« AnteriorContinuar »
O Fallthepassions thatagitate the human mind, there is perhaps ,no one more grateful in itself, or more useful to man, than sympathy.
Virtue in distress is sure to attract notice and excite commiseration. The sufferings of others, it is true, cannot be witnessed without painful emotions; but these emotions we neither wish to suppress, nor attempt to diminish: for such is the wonderful construction of our nature, and such the delightful tendency of this passion, that instead of endeavouring to avoid, we take pleasure in approaching the object of misery. The ear is open to the cry of calamity ; the tale of woe is heard with melting tenderness; we instantly participate the grief; we mingle sigh with sigh, tear with tear, and wish, anxiously wish, toalleviate, if we cannot remove, the cause of inquietude.
To sympathy we are indebted for a thousand endearments in social life: it is the bond of society: we feel ourselves interested in the general good; we experience more pleasure in communicating than in receiving the means of happiness; and in contemplating its benign influence, perceive both the propriet3' and the excellency of that divine aphorism—It is more blessed to give than to receive.
But though such be the general tendency of this benevolent affection, there are objects of wretchedness, on which the world has no compassion to bestow. Men whose consciences are burdened with guilt, and harassed with painful apprehensions respecting futurity, seldom meet with sympathetick tenderness. But how are we to account for the dereliction of human nature in this case? Is not the anguish arising from a consciousness of moral turpitude equally pungent with that which the loss of terrestrial comforts may incidentally occasion? Surely the cause of
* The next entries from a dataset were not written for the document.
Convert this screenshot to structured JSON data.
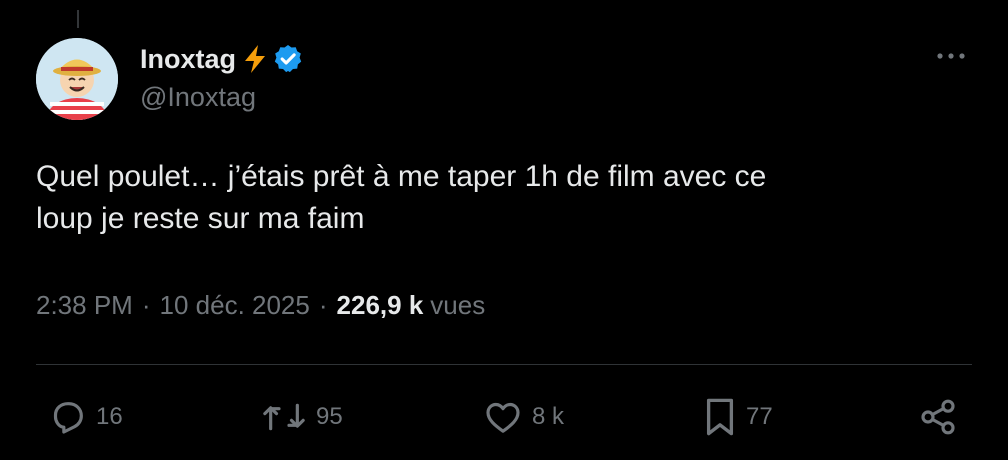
{
  "tweet": {
    "author": {
      "display_name": "Inoxtag",
      "handle": "@Inoxtag",
      "emoji_icon": "lightning-bolt-icon",
      "verified_icon": "verified-badge-icon"
    },
    "text_lines": [
      "Quel poulet… j’étais prêt à me taper 1h de film avec ce",
      "loup je reste sur ma faim"
    ],
    "meta": {
      "time": "2:38 PM",
      "separator": "·",
      "date": "10 déc. 2025",
      "views_count": "226,9 k",
      "views_label": "vues"
    },
    "actions": {
      "reply_count": "16",
      "retweet_count": "95",
      "like_count": "8 k",
      "bookmark_count": "77"
    }
  },
  "colors": {
    "background": "#000000",
    "text_primary": "#e7e9ea",
    "text_secondary": "#71767b",
    "verified_blue": "#1d9bf0",
    "bolt_orange": "#f59e0b",
    "divider": "#2f3336"
  }
}
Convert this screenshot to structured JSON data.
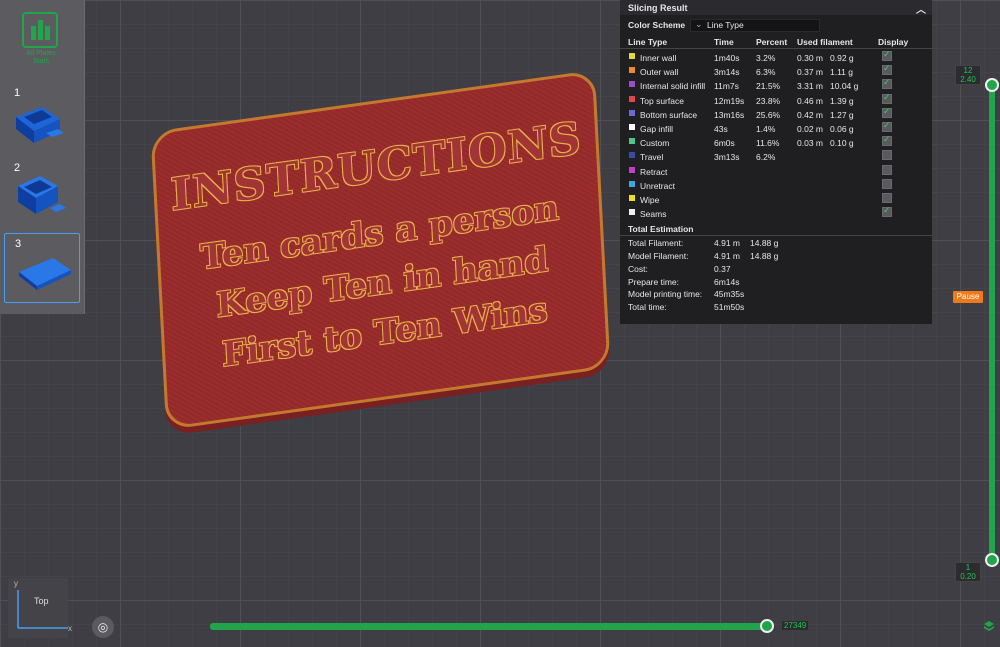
{
  "left_panel": {
    "logo_caption": "All Plates Stats",
    "plates": [
      {
        "num": "1"
      },
      {
        "num": "2"
      },
      {
        "num": "3"
      }
    ]
  },
  "model": {
    "lines": [
      "INSTRUCTIONS",
      "Ten cards a person",
      "Keep Ten in hand",
      "First to Ten Wins"
    ]
  },
  "slicing_result": {
    "title": "Slicing Result",
    "color_scheme_label": "Color Scheme",
    "color_scheme_value": "Line Type",
    "columns": [
      "Line Type",
      "Time",
      "Percent",
      "Used filament",
      "Display"
    ],
    "rows": [
      {
        "name": "Inner wall",
        "time": "1m40s",
        "percent": "3.2%",
        "length": "0.30 m",
        "weight": "0.92 g",
        "color": "#e6d640",
        "display": true
      },
      {
        "name": "Outer wall",
        "time": "3m14s",
        "percent": "6.3%",
        "length": "0.37 m",
        "weight": "1.11 g",
        "color": "#f08a2a",
        "display": true
      },
      {
        "name": "Internal solid infill",
        "time": "11m7s",
        "percent": "21.5%",
        "length": "3.31 m",
        "weight": "10.04 g",
        "color": "#9a4fc4",
        "display": true
      },
      {
        "name": "Top surface",
        "time": "12m19s",
        "percent": "23.8%",
        "length": "0.46 m",
        "weight": "1.39 g",
        "color": "#e0464a",
        "display": true
      },
      {
        "name": "Bottom surface",
        "time": "13m16s",
        "percent": "25.6%",
        "length": "0.42 m",
        "weight": "1.27 g",
        "color": "#6a6ad0",
        "display": true
      },
      {
        "name": "Gap infill",
        "time": "43s",
        "percent": "1.4%",
        "length": "0.02 m",
        "weight": "0.06 g",
        "color": "#ffffff",
        "display": true
      },
      {
        "name": "Custom",
        "time": "6m0s",
        "percent": "11.6%",
        "length": "0.03 m",
        "weight": "0.10 g",
        "color": "#4ec48a",
        "display": true
      },
      {
        "name": "Travel",
        "time": "3m13s",
        "percent": "6.2%",
        "length": "",
        "weight": "",
        "color": "#3a4aa8",
        "display": false
      },
      {
        "name": "Retract",
        "time": "",
        "percent": "",
        "length": "",
        "weight": "",
        "color": "#c040c8",
        "display": false
      },
      {
        "name": "Unretract",
        "time": "",
        "percent": "",
        "length": "",
        "weight": "",
        "color": "#3aa8d8",
        "display": false
      },
      {
        "name": "Wipe",
        "time": "",
        "percent": "",
        "length": "",
        "weight": "",
        "color": "#f0e020",
        "display": false
      },
      {
        "name": "Seams",
        "time": "",
        "percent": "",
        "length": "",
        "weight": "",
        "color": "#f0f0f0",
        "display": true
      }
    ],
    "estimation_title": "Total Estimation",
    "estimation": [
      {
        "label": "Total Filament:",
        "v1": "4.91 m",
        "v2": "14.88 g"
      },
      {
        "label": "Model Filament:",
        "v1": "4.91 m",
        "v2": "14.88 g"
      },
      {
        "label": "Cost:",
        "v1": "0.37",
        "v2": ""
      },
      {
        "label": "Prepare time:",
        "v1": "6m14s",
        "v2": ""
      },
      {
        "label": "Model printing time:",
        "v1": "45m35s",
        "v2": ""
      },
      {
        "label": "Total time:",
        "v1": "51m50s",
        "v2": ""
      }
    ]
  },
  "layer_slider": {
    "top_layer": "12",
    "top_height": "2.40",
    "bottom_layer": "1",
    "bottom_height": "0.20",
    "pause_label": "Pause"
  },
  "move_slider": {
    "value": "27349"
  },
  "view": {
    "label": "Top",
    "axis_y": "y",
    "axis_x": "x"
  },
  "colors": {
    "accent": "#21a44a",
    "pause": "#f07a1a",
    "model": "#9d2d2d"
  }
}
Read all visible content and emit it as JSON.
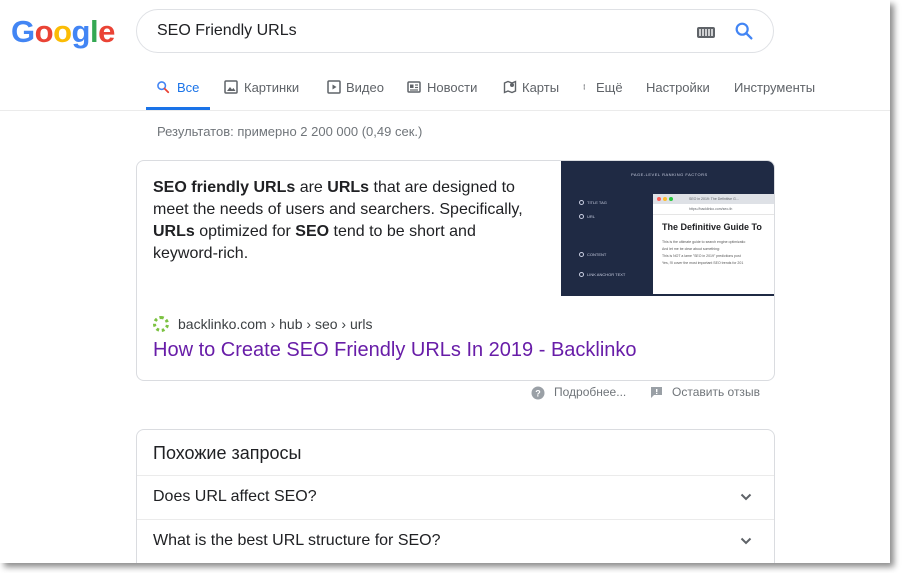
{
  "logo": [
    "G",
    "o",
    "o",
    "g",
    "l",
    "e"
  ],
  "search": {
    "query": "SEO Friendly URLs"
  },
  "tabs": [
    {
      "label": "Все",
      "icon": "search-icon"
    },
    {
      "label": "Картинки",
      "icon": "image-icon"
    },
    {
      "label": "Видео",
      "icon": "video-icon"
    },
    {
      "label": "Новости",
      "icon": "news-icon"
    },
    {
      "label": "Карты",
      "icon": "map-icon"
    },
    {
      "label": "Ещё",
      "icon": "more-vert-icon"
    },
    {
      "label": "Настройки"
    },
    {
      "label": "Инструменты"
    }
  ],
  "stats": "Результатов: примерно 2 200 000 (0,49 сек.)",
  "snippet": {
    "parts": [
      {
        "t": "SEO friendly URLs",
        "b": true
      },
      {
        "t": " are ",
        "b": false
      },
      {
        "t": "URLs",
        "b": true
      },
      {
        "t": " that are designed to meet the needs of users and searchers. Specifically, ",
        "b": false
      },
      {
        "t": "URLs",
        "b": true
      },
      {
        "t": " optimized for ",
        "b": false
      },
      {
        "t": "SEO",
        "b": true
      },
      {
        "t": " tend to be short and keyword-rich.",
        "b": false
      }
    ],
    "thumbnail": {
      "header": "PAGE-LEVEL RANKING FACTORS",
      "side": [
        "TITLE TAG",
        "URL",
        "CONTENT",
        "LINK ANCHOR TEXT"
      ],
      "tab_title": "SEO in 2019: The Definitive G...",
      "address": "https://backlinko.com/seo-th",
      "heading": "The Definitive Guide To",
      "lines": [
        "This is the ultimate guide to search engine optimizatio",
        "And let me be clear about something:",
        "This is NOT a lame \"SEO in 2019\" predictions post",
        "Yes, I'll cover the most important SEO trends for 201"
      ]
    },
    "cite": "backlinko.com › hub › seo › urls",
    "link": "How to Create SEO Friendly URLs In 2019 - Backlinko"
  },
  "feedback": {
    "more": "Подробнее...",
    "send": "Оставить отзыв"
  },
  "related": {
    "title": "Похожие запросы",
    "questions": [
      "Does URL affect SEO?",
      "What is the best URL structure for SEO?"
    ]
  },
  "colors": {
    "accent": "#1a73e8",
    "visited_link": "#681da8",
    "muted": "#70757a"
  }
}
sorrow in the former as far exceeds the latter, as theperpetualfavourof Heaven transcends the momentary calamities of life!—' The spirit of a man will sustain his infirmity, but a wounded spirit who can bear?'
It may be said in answer to this inquiry, that pain of conscience has relation to guilt, and is the effect of sin operating against a known rule prescribed for the regulation of moral conduct. In order, therefore, to sympathize with the contrite sufferer, we must have the same ideas respecting the equity of God's government, the detestable nature of sin, and the justice of that punishment with which it is connected. But natural men see things in a very different light. Their consciences are not under the authority of the law of God; no beauty is beheld in the divine precepts; nor do they, it is to be feared, really believe that the commission of moral evil will be attended with those dreadful consequences which the scriptures constantly affirm. It is, therefore, impossible, in the very nature of the case, that men with such ideas should feel for a soul tortured with guilt: the distress endured will be considered rather as chimerical than real, or at least as the effect of superstitious credulity, and as deserving raillery more than commisseration, or severe rebuke than serious expostulation.
That men frequently act on this principle, in giving advice to persons under religious impressions, needs no proof. What more common than to hear the disconsolate mourner exhorted to shun the haunts of solitude^ to rouse from the torpor of dejection, to frequent the resorts of diversion, to look for tranquillity and pleasure in the circles of gaiety, where every eye sparkles with joy, where the ear is charmed with sprightly sallies of wit; where novelty gives perpetualdelight; and the mind, released from the gloom of reflection, is restored to freedom and to happiness?
But these prescriptions are not adapted to the malady. They have been frequently administered, but without success. The throbs of guilt are not to be lulled by the sound of the tabret and the pipe, the harp or the viol; and the deluded patient who shall try the experiment, will find that he has not expelled, but increased his complaint; and the symptoms may perhaps be so rapid and so alarming, as to generate despair of relief instead of exciting hope of deliverance. For what is the natural tendency of such admonitions? Is it not saying, in effect, Be familiar with vice, or at least with vanity; blunt the edge of remorse by the accession of fresh guilt; hope for quiet in the midst of tumult; and drown the clamours of conscience in obstreperous merriment!
Lavinia was the daughter of one of the first families in London. Her parents dying when she was young, left her to the care of an aunt, whose fortune she was to inherit, and who felt herself deeply interestedinhavingher successour instructed in all the useful and polite accomplishments thut endear society and embelish life. At an early period, Lavinia gave ample proof that the expectations formed of her capacity and her attainments were not likely to be disappointed: for she made such rapid progress in all the branches of female education, as rendered her the pattern of all who aspired to excellence.